__What is being asked__
Go through the data below and gather each line containing "教练姓名".

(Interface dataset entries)
§
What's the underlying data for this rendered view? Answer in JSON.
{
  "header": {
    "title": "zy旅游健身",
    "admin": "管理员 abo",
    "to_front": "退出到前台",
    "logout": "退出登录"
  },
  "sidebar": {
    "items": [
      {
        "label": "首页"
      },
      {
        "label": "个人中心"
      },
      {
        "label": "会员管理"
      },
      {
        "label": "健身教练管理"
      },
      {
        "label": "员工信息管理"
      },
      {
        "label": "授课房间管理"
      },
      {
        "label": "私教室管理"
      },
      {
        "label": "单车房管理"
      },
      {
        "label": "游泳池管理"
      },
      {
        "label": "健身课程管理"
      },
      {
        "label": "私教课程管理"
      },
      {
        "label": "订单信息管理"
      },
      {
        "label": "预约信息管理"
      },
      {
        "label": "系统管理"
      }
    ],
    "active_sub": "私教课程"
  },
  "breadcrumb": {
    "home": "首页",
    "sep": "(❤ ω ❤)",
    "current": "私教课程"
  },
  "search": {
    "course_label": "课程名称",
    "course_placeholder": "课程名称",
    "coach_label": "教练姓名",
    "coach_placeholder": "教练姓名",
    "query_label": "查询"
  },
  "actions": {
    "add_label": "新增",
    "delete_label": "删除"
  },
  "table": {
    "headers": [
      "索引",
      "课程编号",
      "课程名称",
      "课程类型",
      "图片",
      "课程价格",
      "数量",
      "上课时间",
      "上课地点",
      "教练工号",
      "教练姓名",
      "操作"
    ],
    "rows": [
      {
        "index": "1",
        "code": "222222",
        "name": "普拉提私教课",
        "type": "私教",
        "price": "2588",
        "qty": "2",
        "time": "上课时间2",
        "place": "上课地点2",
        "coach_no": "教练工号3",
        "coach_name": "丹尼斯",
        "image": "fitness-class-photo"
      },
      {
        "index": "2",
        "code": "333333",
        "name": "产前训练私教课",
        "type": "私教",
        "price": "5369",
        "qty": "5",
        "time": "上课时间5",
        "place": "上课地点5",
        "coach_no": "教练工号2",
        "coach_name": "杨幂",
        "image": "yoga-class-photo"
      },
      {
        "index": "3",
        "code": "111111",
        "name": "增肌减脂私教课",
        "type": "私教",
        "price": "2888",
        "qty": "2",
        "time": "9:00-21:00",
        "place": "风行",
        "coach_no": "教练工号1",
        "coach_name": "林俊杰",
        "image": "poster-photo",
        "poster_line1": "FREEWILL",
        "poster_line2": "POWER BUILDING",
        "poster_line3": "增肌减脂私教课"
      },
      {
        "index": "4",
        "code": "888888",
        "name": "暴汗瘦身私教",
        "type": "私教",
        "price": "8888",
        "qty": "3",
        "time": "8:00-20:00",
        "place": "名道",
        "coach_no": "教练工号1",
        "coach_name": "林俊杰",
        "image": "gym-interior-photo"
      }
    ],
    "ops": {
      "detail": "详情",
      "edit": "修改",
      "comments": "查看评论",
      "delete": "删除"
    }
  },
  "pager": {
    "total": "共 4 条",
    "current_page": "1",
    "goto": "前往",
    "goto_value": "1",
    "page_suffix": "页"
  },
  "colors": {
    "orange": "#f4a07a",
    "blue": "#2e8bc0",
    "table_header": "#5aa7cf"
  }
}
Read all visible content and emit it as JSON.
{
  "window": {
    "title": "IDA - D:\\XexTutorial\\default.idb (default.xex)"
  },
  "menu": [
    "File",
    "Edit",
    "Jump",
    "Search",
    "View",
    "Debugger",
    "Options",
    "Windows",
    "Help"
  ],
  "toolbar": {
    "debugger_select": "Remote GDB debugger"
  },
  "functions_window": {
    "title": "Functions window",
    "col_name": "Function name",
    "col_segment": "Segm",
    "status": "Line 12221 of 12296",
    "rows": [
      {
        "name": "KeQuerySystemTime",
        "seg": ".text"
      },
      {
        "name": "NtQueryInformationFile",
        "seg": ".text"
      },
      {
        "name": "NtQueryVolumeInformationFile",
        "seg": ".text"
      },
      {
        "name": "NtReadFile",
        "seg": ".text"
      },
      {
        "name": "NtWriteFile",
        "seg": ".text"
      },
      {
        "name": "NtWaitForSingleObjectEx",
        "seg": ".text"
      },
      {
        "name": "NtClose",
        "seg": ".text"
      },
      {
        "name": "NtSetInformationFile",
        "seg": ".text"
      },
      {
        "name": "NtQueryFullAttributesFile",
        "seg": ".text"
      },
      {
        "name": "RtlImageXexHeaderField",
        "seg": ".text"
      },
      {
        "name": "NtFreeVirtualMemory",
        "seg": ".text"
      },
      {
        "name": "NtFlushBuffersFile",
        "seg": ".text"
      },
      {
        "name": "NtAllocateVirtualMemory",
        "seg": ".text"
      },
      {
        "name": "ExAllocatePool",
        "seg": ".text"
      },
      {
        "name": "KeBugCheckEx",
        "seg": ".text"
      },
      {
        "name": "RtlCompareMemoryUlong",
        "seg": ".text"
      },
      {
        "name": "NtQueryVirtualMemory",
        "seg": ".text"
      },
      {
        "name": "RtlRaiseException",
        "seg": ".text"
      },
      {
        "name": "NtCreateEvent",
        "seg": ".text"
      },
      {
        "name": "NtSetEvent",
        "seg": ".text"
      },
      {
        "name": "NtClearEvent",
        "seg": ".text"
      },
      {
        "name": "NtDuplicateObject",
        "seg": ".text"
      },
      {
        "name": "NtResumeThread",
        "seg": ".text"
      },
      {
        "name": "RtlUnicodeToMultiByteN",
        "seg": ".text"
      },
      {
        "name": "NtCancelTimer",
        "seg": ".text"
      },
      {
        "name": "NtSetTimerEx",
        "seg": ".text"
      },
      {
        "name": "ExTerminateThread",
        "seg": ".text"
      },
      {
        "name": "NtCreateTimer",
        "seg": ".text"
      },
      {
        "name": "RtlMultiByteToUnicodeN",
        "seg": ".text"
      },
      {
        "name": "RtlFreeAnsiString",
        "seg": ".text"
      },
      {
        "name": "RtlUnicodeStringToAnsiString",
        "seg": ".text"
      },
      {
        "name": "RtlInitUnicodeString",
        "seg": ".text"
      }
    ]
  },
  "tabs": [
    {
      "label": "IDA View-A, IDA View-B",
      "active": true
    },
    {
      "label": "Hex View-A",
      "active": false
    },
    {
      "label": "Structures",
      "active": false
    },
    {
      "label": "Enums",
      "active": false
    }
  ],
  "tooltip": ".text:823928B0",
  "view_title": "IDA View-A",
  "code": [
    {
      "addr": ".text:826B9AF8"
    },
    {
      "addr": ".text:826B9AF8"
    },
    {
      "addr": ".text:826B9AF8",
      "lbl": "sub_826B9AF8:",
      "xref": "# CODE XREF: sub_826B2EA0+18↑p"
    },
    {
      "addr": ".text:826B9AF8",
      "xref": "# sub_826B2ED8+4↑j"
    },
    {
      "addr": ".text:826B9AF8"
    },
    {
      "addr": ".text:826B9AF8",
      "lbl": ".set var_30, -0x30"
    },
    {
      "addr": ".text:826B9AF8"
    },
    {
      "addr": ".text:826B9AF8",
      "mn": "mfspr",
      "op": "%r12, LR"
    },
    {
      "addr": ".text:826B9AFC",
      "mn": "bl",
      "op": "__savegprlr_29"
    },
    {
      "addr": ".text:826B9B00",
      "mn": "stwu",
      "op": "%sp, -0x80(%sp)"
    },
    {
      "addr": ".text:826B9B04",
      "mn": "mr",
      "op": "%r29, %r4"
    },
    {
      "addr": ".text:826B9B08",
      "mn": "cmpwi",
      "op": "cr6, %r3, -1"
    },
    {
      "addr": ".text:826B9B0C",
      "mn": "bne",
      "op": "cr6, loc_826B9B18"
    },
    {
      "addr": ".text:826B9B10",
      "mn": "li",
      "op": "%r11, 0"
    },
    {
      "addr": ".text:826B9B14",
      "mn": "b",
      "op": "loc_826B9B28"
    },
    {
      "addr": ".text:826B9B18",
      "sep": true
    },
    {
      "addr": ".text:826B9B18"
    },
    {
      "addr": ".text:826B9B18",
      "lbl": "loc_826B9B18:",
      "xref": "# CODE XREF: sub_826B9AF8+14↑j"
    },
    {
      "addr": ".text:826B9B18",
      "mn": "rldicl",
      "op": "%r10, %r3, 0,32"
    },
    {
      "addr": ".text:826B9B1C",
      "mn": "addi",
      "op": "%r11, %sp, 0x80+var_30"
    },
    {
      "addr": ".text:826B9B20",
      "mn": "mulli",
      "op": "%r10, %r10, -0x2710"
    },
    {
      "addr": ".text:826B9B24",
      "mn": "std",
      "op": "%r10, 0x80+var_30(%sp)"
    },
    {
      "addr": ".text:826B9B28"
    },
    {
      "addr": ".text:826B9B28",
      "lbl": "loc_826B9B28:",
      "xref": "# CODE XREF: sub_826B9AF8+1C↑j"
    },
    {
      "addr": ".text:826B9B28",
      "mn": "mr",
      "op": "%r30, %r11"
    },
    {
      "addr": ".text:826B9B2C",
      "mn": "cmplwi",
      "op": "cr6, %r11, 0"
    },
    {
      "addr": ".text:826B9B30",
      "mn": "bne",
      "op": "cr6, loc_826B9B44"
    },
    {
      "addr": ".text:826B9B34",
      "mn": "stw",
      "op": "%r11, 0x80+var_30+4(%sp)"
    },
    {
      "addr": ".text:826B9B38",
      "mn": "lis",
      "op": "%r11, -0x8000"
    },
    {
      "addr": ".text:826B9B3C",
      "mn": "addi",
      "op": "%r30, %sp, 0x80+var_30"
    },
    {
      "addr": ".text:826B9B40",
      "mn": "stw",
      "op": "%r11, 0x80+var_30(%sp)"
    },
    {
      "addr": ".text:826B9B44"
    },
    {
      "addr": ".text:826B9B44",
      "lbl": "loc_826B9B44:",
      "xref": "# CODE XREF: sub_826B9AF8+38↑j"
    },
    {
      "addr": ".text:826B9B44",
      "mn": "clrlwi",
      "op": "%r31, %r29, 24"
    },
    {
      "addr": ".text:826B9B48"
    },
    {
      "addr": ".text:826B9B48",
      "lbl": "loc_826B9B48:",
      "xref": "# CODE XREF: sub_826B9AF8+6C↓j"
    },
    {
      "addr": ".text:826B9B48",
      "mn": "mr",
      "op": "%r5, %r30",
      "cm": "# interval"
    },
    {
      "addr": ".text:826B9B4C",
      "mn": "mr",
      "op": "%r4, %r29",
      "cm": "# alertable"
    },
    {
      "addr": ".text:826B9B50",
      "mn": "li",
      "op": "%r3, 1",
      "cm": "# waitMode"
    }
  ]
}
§
__Reply to the exercise__
    "coach_label": "教练姓名",
    "coach_placeholder": "教练姓名",
      "教练姓名",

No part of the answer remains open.